-- Prompt --
Copy every line of the data below exactly as given, except for the pictures.

(Stored dataset items)
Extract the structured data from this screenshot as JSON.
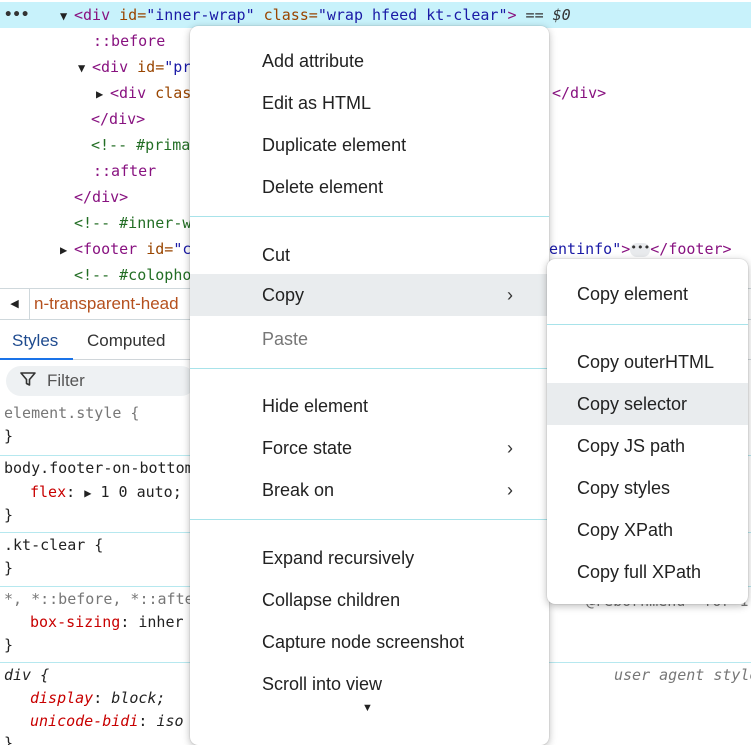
{
  "dom_tree": {
    "overflow_dots": "•••",
    "lines": [
      {
        "tri": "▼",
        "open": "<div",
        "attr1": " id=",
        "val1": "\"inner-wrap\"",
        "attr2": " class=",
        "val2": "\"wrap hfeed kt-clear\"",
        "close": ">",
        "eq": " == $0"
      },
      {
        "pseudo": "::before"
      },
      {
        "tri": "▼",
        "open": "<div",
        "attr1": " id=",
        "val1": "\"pr"
      },
      {
        "tri": "▶",
        "open": "<div",
        "attr1": " clas",
        "tail": "</div>"
      },
      {
        "tag": "</div>"
      },
      {
        "comment": "<!-- #prima"
      },
      {
        "pseudo": "::after"
      },
      {
        "tag": "</div>"
      },
      {
        "comment": "<!-- #inner-w"
      },
      {
        "tri": "▶",
        "open": "<footer",
        "attr1": " id=",
        "val1": "\"c",
        "tail_val": "entinfo\"",
        "tail_close": ">",
        "pill": "•••",
        "tail_tag": "</footer>"
      },
      {
        "comment": "<!-- #colopho"
      }
    ]
  },
  "breadcrumb": {
    "left_arrow": "◀",
    "text": "n-transparent-head"
  },
  "styles_pane": {
    "tabs": [
      {
        "label": "Styles"
      },
      {
        "label": "Computed"
      }
    ],
    "filter_placeholder": "Filter",
    "rules": {
      "element_style": "element.style {",
      "close1": "}",
      "body_selector": "body.footer-on-bottom",
      "flex_prop": "flex",
      "flex_val": "1 0 auto;",
      "close2": "}",
      "kt_clear": ".kt-clear {",
      "close3": "}",
      "universal": "*, *::before, *::afte",
      "box_sizing_prop": "box-sizing",
      "box_sizing_val": "inher",
      "close4": "}",
      "div_selector": "div {",
      "ua_note": "user agent style",
      "display_prop": "display",
      "display_val": "block;",
      "unicode_prop": "unicode-bidi",
      "unicode_val": "iso",
      "close5": "}",
      "snippet_behind_submenu": "@rebornmenu- for 1"
    }
  },
  "context_menu": {
    "items": [
      {
        "label": "Add attribute"
      },
      {
        "label": "Edit as HTML"
      },
      {
        "label": "Duplicate element"
      },
      {
        "label": "Delete element"
      },
      {
        "label": "Cut"
      },
      {
        "label": "Copy",
        "submenu": true,
        "highlighted": true
      },
      {
        "label": "Paste",
        "disabled": true
      },
      {
        "label": "Hide element"
      },
      {
        "label": "Force state",
        "submenu": true
      },
      {
        "label": "Break on",
        "submenu": true
      },
      {
        "label": "Expand recursively"
      },
      {
        "label": "Collapse children"
      },
      {
        "label": "Capture node screenshot"
      },
      {
        "label": "Scroll into view"
      }
    ],
    "submenu_arrow": "›",
    "more_indicator": "▼"
  },
  "copy_submenu": {
    "items": [
      {
        "label": "Copy element"
      },
      {
        "label": "Copy outerHTML"
      },
      {
        "label": "Copy selector",
        "highlighted": true
      },
      {
        "label": "Copy JS path"
      },
      {
        "label": "Copy styles"
      },
      {
        "label": "Copy XPath"
      },
      {
        "label": "Copy full XPath"
      }
    ]
  },
  "colors": {
    "selected_row": "#c8f2fb",
    "tag": "#881280",
    "attribute": "#994500",
    "value": "#1a1aa6",
    "comment": "#236e25",
    "property": "#c80000",
    "separator": "#a8e3ea"
  }
}
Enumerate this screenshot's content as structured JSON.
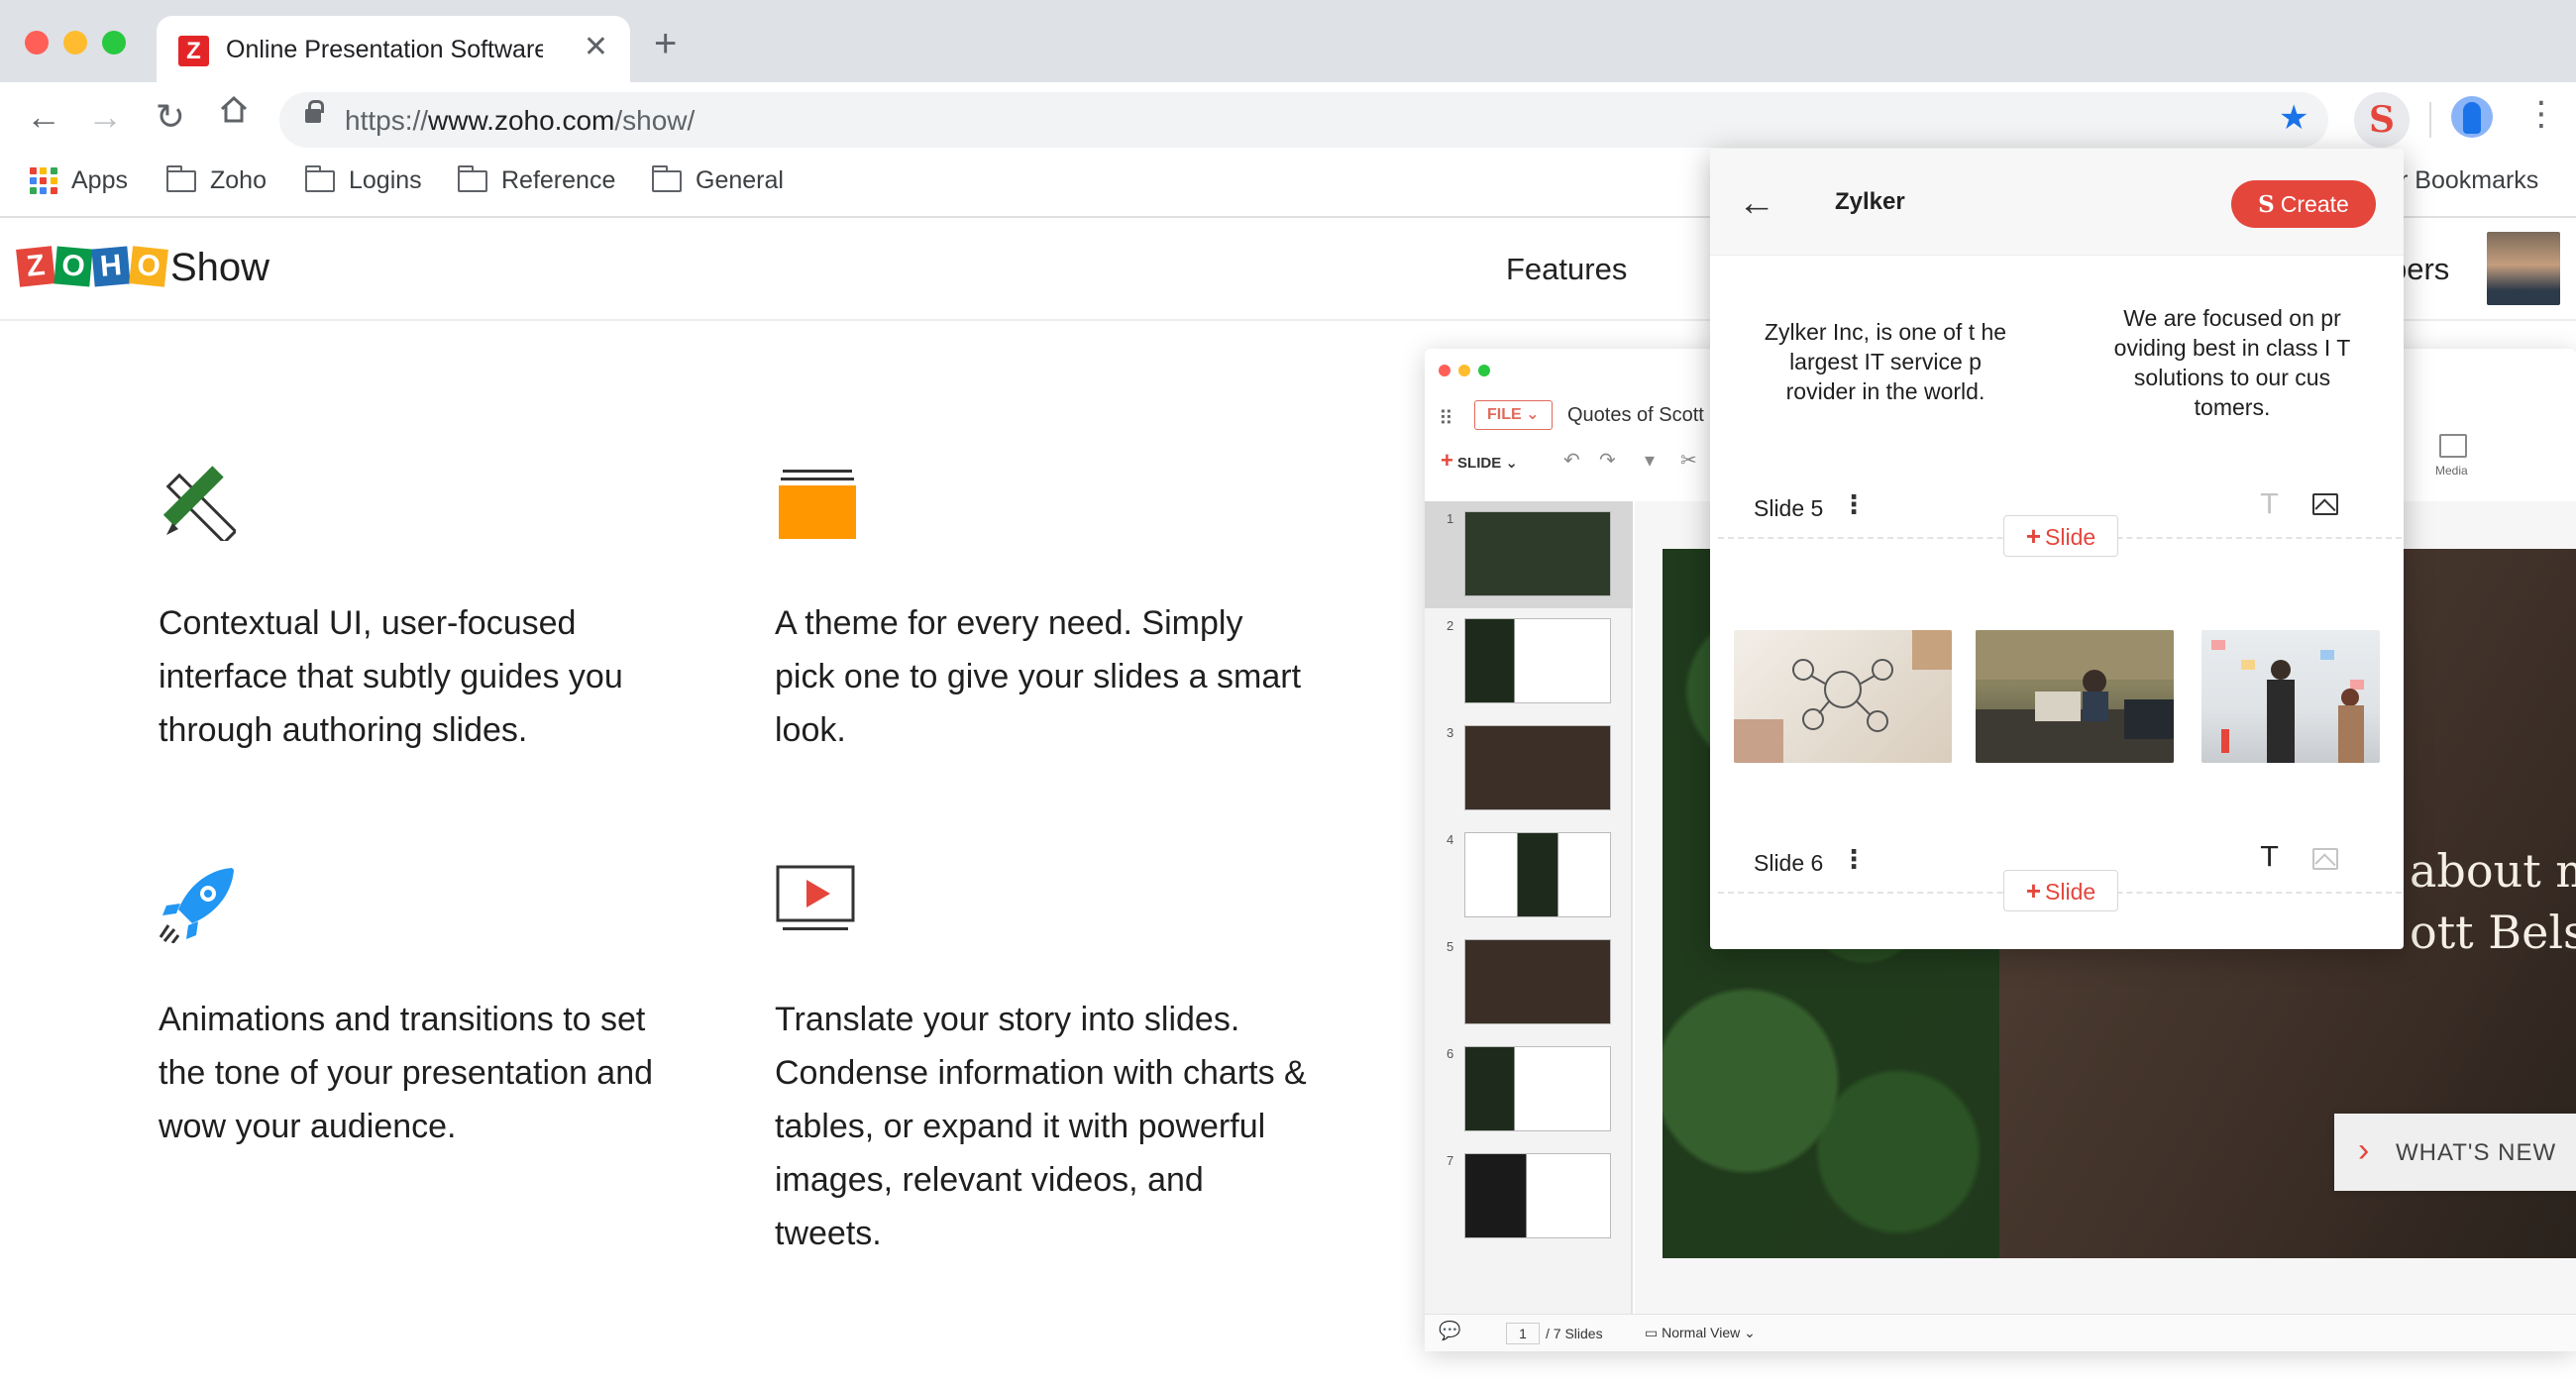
{
  "browser": {
    "tab_title": "Online Presentation Software |",
    "url_prefix": "https://",
    "url_host": "www.zoho.com",
    "url_path": "/show/",
    "bookmarks": [
      {
        "label": "Apps"
      },
      {
        "label": "Zoho"
      },
      {
        "label": "Logins"
      },
      {
        "label": "Reference"
      },
      {
        "label": "General"
      }
    ],
    "other_bookmarks": "r Bookmarks"
  },
  "site": {
    "logo_letters": [
      "Z",
      "O",
      "H",
      "O"
    ],
    "product": "Show",
    "nav_features": "Features",
    "nav_partial": "pers"
  },
  "features": [
    {
      "text": "Contextual UI, user-focused interface that subtly guides you through authoring slides."
    },
    {
      "text": "A theme for every need. Simply pick one to give your slides a smart look."
    },
    {
      "text": "Animations and transitions to set the tone of your presentation and wow your audience."
    },
    {
      "text": "Translate your story into slides. Condense information with charts & tables, or expand it with powerful images, relevant videos, and tweets."
    }
  ],
  "app": {
    "file_label": "FILE",
    "doc_title": "Quotes of Scott",
    "slide_label": "SLIDE",
    "media_label": "Media",
    "thumb_numbers": [
      "1",
      "2",
      "3",
      "4",
      "5",
      "6",
      "7"
    ],
    "current_page": "1",
    "total_slides": "/ 7 Slides",
    "view_mode": "Normal View",
    "slide_text_line1": "about mo",
    "slide_text_line2": "ott Belsky",
    "whats_new": "WHAT'S NEW"
  },
  "popup": {
    "title": "Zylker",
    "create_label": "Create",
    "text_left": "Zylker Inc, is one of t he largest IT service p rovider in the world.",
    "text_right": "We are focused on pr oviding best in class I T solutions to our cus tomers.",
    "slides": [
      {
        "label": "Slide 5",
        "add_label": "Slide"
      },
      {
        "label": "Slide 6",
        "add_label": "Slide"
      }
    ]
  },
  "colors": {
    "accent_red": "#e4463c",
    "chrome_bg": "#dee1e6",
    "star_blue": "#1a73e8",
    "theme_orange": "#ff9800",
    "rocket_blue": "#2196f3",
    "pencil_green": "#2e7d32"
  },
  "icons": {
    "feature_1": "pencil-ruler-icon",
    "feature_2": "folder-stack-icon",
    "feature_3": "rocket-icon",
    "feature_4": "video-play-icon"
  }
}
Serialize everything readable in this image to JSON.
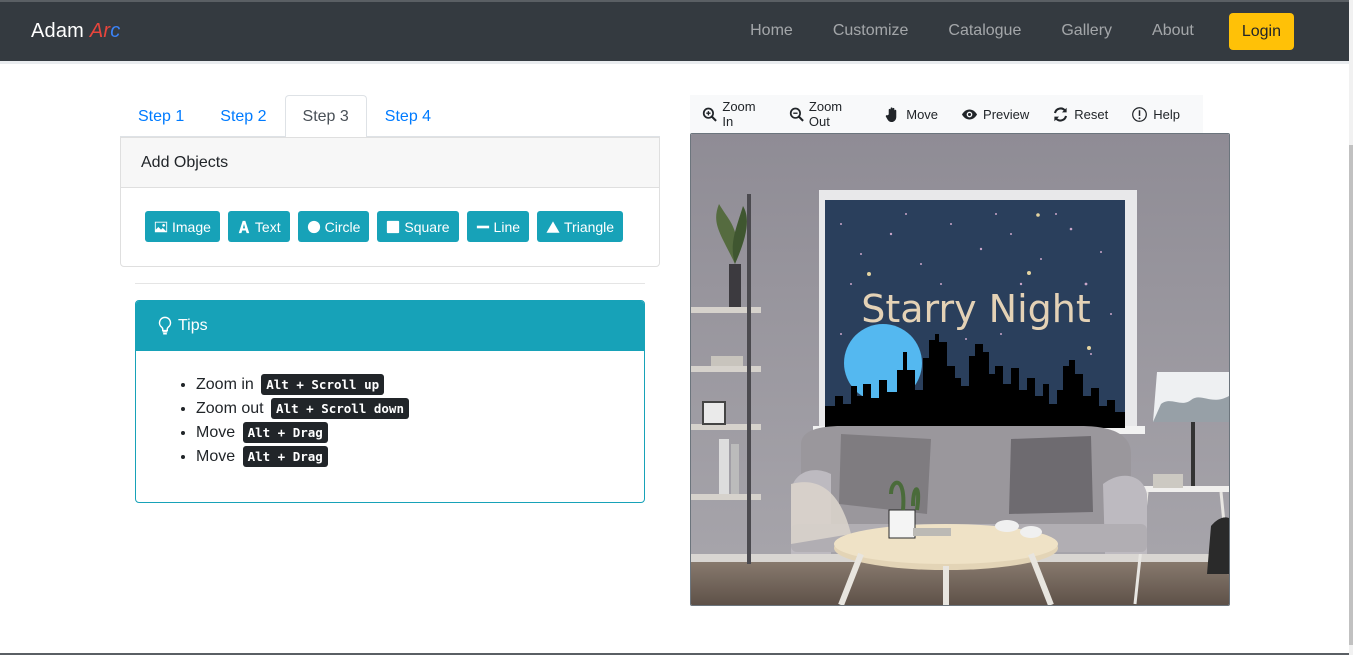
{
  "navbar": {
    "brand_first": "Adam",
    "brand_second": "Arc",
    "links": [
      "Home",
      "Customize",
      "Catalogue",
      "Gallery",
      "About"
    ],
    "login_label": "Login"
  },
  "steps": {
    "tabs": [
      "Step 1",
      "Step 2",
      "Step 3",
      "Step 4"
    ],
    "active": "Step 3"
  },
  "add_objects": {
    "title": "Add Objects",
    "buttons": [
      {
        "label": "Image",
        "icon": "image-icon"
      },
      {
        "label": "Text",
        "icon": "text-icon"
      },
      {
        "label": "Circle",
        "icon": "circle-icon"
      },
      {
        "label": "Square",
        "icon": "square-icon"
      },
      {
        "label": "Line",
        "icon": "line-icon"
      },
      {
        "label": "Triangle",
        "icon": "triangle-icon"
      }
    ]
  },
  "tips": {
    "title": "Tips",
    "items": [
      {
        "label": "Zoom in",
        "shortcut": "Alt + Scroll up"
      },
      {
        "label": "Zoom out",
        "shortcut": "Alt + Scroll down"
      },
      {
        "label": "Move",
        "shortcut": "Alt + Drag"
      },
      {
        "label": "Move",
        "shortcut": "Alt + Drag"
      }
    ]
  },
  "toolbar": {
    "items": [
      {
        "label": "Zoom In",
        "icon": "zoom-in-icon"
      },
      {
        "label": "Zoom Out",
        "icon": "zoom-out-icon"
      },
      {
        "label": "Move",
        "icon": "hand-icon"
      },
      {
        "label": "Preview",
        "icon": "eye-icon"
      },
      {
        "label": "Reset",
        "icon": "reset-icon"
      },
      {
        "label": "Help",
        "icon": "help-icon"
      }
    ]
  },
  "canvas": {
    "design_text": "Starry Night"
  },
  "colors": {
    "navbar": "#343a40",
    "accent": "#17a2b8",
    "login": "#ffc107",
    "link": "#007bff"
  }
}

-- Result of this task --
Extract the structured data from this screenshot as JSON.
{
  "dom_tree": {
    "overflow_dots": "•••",
    "lines": [
      {
        "tri": "▼",
        "open": "<div",
        "attr1": " id=",
        "val1": "\"inner-wrap\"",
        "attr2": " class=",
        "val2": "\"wrap hfeed kt-clear\"",
        "close": ">",
        "eq": " == $0"
      },
      {
        "pseudo": "::before"
      },
      {
        "tri": "▼",
        "open": "<div",
        "attr1": " id=",
        "val1": "\"pr"
      },
      {
        "tri": "▶",
        "open": "<div",
        "attr1": " clas",
        "tail": "</div>"
      },
      {
        "tag": "</div>"
      },
      {
        "comment": "<!-- #prima"
      },
      {
        "pseudo": "::after"
      },
      {
        "tag": "</div>"
      },
      {
        "comment": "<!-- #inner-w"
      },
      {
        "tri": "▶",
        "open": "<footer",
        "attr1": " id=",
        "val1": "\"c",
        "tail_val": "entinfo\"",
        "tail_close": ">",
        "pill": "•••",
        "tail_tag": "</footer>"
      },
      {
        "comment": "<!-- #colopho"
      }
    ]
  },
  "breadcrumb": {
    "left_arrow": "◀",
    "text": "n-transparent-head"
  },
  "styles_pane": {
    "tabs": [
      {
        "label": "Styles"
      },
      {
        "label": "Computed"
      }
    ],
    "filter_placeholder": "Filter",
    "rules": {
      "element_style": "element.style {",
      "close1": "}",
      "body_selector": "body.footer-on-bottom",
      "flex_prop": "flex",
      "flex_val": "1 0 auto;",
      "close2": "}",
      "kt_clear": ".kt-clear {",
      "close3": "}",
      "universal": "*, *::before, *::afte",
      "box_sizing_prop": "box-sizing",
      "box_sizing_val": "inher",
      "close4": "}",
      "div_selector": "div {",
      "ua_note": "user agent style",
      "display_prop": "display",
      "display_val": "block;",
      "unicode_prop": "unicode-bidi",
      "unicode_val": "iso",
      "close5": "}",
      "snippet_behind_submenu": "@rebornmenu- for 1"
    }
  },
  "context_menu": {
    "items": [
      {
        "label": "Add attribute"
      },
      {
        "label": "Edit as HTML"
      },
      {
        "label": "Duplicate element"
      },
      {
        "label": "Delete element"
      },
      {
        "label": "Cut"
      },
      {
        "label": "Copy",
        "submenu": true,
        "highlighted": true
      },
      {
        "label": "Paste",
        "disabled": true
      },
      {
        "label": "Hide element"
      },
      {
        "label": "Force state",
        "submenu": true
      },
      {
        "label": "Break on",
        "submenu": true
      },
      {
        "label": "Expand recursively"
      },
      {
        "label": "Collapse children"
      },
      {
        "label": "Capture node screenshot"
      },
      {
        "label": "Scroll into view"
      }
    ],
    "submenu_arrow": "›",
    "more_indicator": "▼"
  },
  "copy_submenu": {
    "items": [
      {
        "label": "Copy element"
      },
      {
        "label": "Copy outerHTML"
      },
      {
        "label": "Copy selector",
        "highlighted": true
      },
      {
        "label": "Copy JS path"
      },
      {
        "label": "Copy styles"
      },
      {
        "label": "Copy XPath"
      },
      {
        "label": "Copy full XPath"
      }
    ]
  },
  "colors": {
    "selected_row": "#c8f2fb",
    "tag": "#881280",
    "attribute": "#994500",
    "value": "#1a1aa6",
    "comment": "#236e25",
    "property": "#c80000",
    "separator": "#a8e3ea"
  }
}
Enumerate this screenshot's content as structured JSON.
{
  "browser": {
    "tab_title": "Online Presentation Software |",
    "url_prefix": "https://",
    "url_host": "www.zoho.com",
    "url_path": "/show/",
    "bookmarks": [
      {
        "label": "Apps"
      },
      {
        "label": "Zoho"
      },
      {
        "label": "Logins"
      },
      {
        "label": "Reference"
      },
      {
        "label": "General"
      }
    ],
    "other_bookmarks": "r Bookmarks"
  },
  "site": {
    "logo_letters": [
      "Z",
      "O",
      "H",
      "O"
    ],
    "product": "Show",
    "nav_features": "Features",
    "nav_partial": "pers"
  },
  "features": [
    {
      "text": "Contextual UI, user-focused interface that subtly guides you through authoring slides."
    },
    {
      "text": "A theme for every need. Simply pick one to give your slides a smart look."
    },
    {
      "text": "Animations and transitions to set the tone of your presentation and wow your audience."
    },
    {
      "text": "Translate your story into slides. Condense information with charts & tables, or expand it with powerful images, relevant videos, and tweets."
    }
  ],
  "app": {
    "file_label": "FILE",
    "doc_title": "Quotes of Scott",
    "slide_label": "SLIDE",
    "media_label": "Media",
    "thumb_numbers": [
      "1",
      "2",
      "3",
      "4",
      "5",
      "6",
      "7"
    ],
    "current_page": "1",
    "total_slides": "/ 7 Slides",
    "view_mode": "Normal View",
    "slide_text_line1": "about mo",
    "slide_text_line2": "ott Belsky",
    "whats_new": "WHAT'S NEW"
  },
  "popup": {
    "title": "Zylker",
    "create_label": "Create",
    "text_left": "Zylker Inc, is one of t he largest IT service p rovider in the world.",
    "text_right": "We are focused on pr oviding best in class I T solutions to our cus tomers.",
    "slides": [
      {
        "label": "Slide 5",
        "add_label": "Slide"
      },
      {
        "label": "Slide 6",
        "add_label": "Slide"
      }
    ]
  },
  "colors": {
    "accent_red": "#e4463c",
    "chrome_bg": "#dee1e6",
    "star_blue": "#1a73e8",
    "theme_orange": "#ff9800",
    "rocket_blue": "#2196f3",
    "pencil_green": "#2e7d32"
  },
  "icons": {
    "feature_1": "pencil-ruler-icon",
    "feature_2": "folder-stack-icon",
    "feature_3": "rocket-icon",
    "feature_4": "video-play-icon"
  }
}
Serialize everything readable in this image to JSON.
{
  "navbar": {
    "brand_first": "Adam",
    "brand_second": "Arc",
    "links": [
      "Home",
      "Customize",
      "Catalogue",
      "Gallery",
      "About"
    ],
    "login_label": "Login"
  },
  "steps": {
    "tabs": [
      "Step 1",
      "Step 2",
      "Step 3",
      "Step 4"
    ],
    "active": "Step 3"
  },
  "add_objects": {
    "title": "Add Objects",
    "buttons": [
      {
        "label": "Image",
        "icon": "image-icon"
      },
      {
        "label": "Text",
        "icon": "text-icon"
      },
      {
        "label": "Circle",
        "icon": "circle-icon"
      },
      {
        "label": "Square",
        "icon": "square-icon"
      },
      {
        "label": "Line",
        "icon": "line-icon"
      },
      {
        "label": "Triangle",
        "icon": "triangle-icon"
      }
    ]
  },
  "tips": {
    "title": "Tips",
    "items": [
      {
        "label": "Zoom in",
        "shortcut": "Alt + Scroll up"
      },
      {
        "label": "Zoom out",
        "shortcut": "Alt + Scroll down"
      },
      {
        "label": "Move",
        "shortcut": "Alt + Drag"
      },
      {
        "label": "Move",
        "shortcut": "Alt + Drag"
      }
    ]
  },
  "toolbar": {
    "items": [
      {
        "label": "Zoom In",
        "icon": "zoom-in-icon"
      },
      {
        "label": "Zoom Out",
        "icon": "zoom-out-icon"
      },
      {
        "label": "Move",
        "icon": "hand-icon"
      },
      {
        "label": "Preview",
        "icon": "eye-icon"
      },
      {
        "label": "Reset",
        "icon": "reset-icon"
      },
      {
        "label": "Help",
        "icon": "help-icon"
      }
    ]
  },
  "canvas": {
    "design_text": "Starry Night"
  },
  "colors": {
    "navbar": "#343a40",
    "accent": "#17a2b8",
    "login": "#ffc107",
    "link": "#007bff"
  }
}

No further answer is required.